Exercise prompt:
Copy every line from the records below that holds the word "status".

[[ Provided records open ]]

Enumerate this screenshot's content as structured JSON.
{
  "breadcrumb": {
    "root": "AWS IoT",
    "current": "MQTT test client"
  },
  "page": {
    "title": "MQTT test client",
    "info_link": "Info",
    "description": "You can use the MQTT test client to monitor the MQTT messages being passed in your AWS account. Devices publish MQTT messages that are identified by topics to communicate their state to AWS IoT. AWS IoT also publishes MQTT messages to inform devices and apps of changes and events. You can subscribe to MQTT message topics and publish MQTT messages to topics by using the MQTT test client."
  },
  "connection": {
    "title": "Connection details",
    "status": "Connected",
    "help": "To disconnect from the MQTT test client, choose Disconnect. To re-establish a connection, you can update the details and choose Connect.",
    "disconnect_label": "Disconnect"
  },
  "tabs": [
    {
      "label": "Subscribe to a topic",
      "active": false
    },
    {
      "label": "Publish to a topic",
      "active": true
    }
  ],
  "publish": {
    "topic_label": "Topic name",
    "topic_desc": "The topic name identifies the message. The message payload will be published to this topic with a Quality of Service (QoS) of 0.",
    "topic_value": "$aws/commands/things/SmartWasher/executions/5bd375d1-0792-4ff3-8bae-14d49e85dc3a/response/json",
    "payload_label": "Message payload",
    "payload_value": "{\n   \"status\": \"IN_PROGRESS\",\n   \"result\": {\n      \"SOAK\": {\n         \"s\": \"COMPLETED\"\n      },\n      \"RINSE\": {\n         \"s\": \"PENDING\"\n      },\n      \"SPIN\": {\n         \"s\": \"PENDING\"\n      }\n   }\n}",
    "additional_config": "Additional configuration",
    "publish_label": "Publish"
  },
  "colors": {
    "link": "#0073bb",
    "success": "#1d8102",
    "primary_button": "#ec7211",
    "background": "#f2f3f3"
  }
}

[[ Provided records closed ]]

Expected answer:
    "status": "Connected",
    "payload_value": "{\n   \"status\": \"IN_PROGRESS\",\n   \"result\": {\n      \"SOAK\": {\n         \"s\": \"COMPLETED\"\n      },\n      \"RINSE\": {\n         \"s\": \"PENDING\"\n      },\n      \"SPIN\": {\n         \"s\": \"PENDING\"\n      }\n   }\n}",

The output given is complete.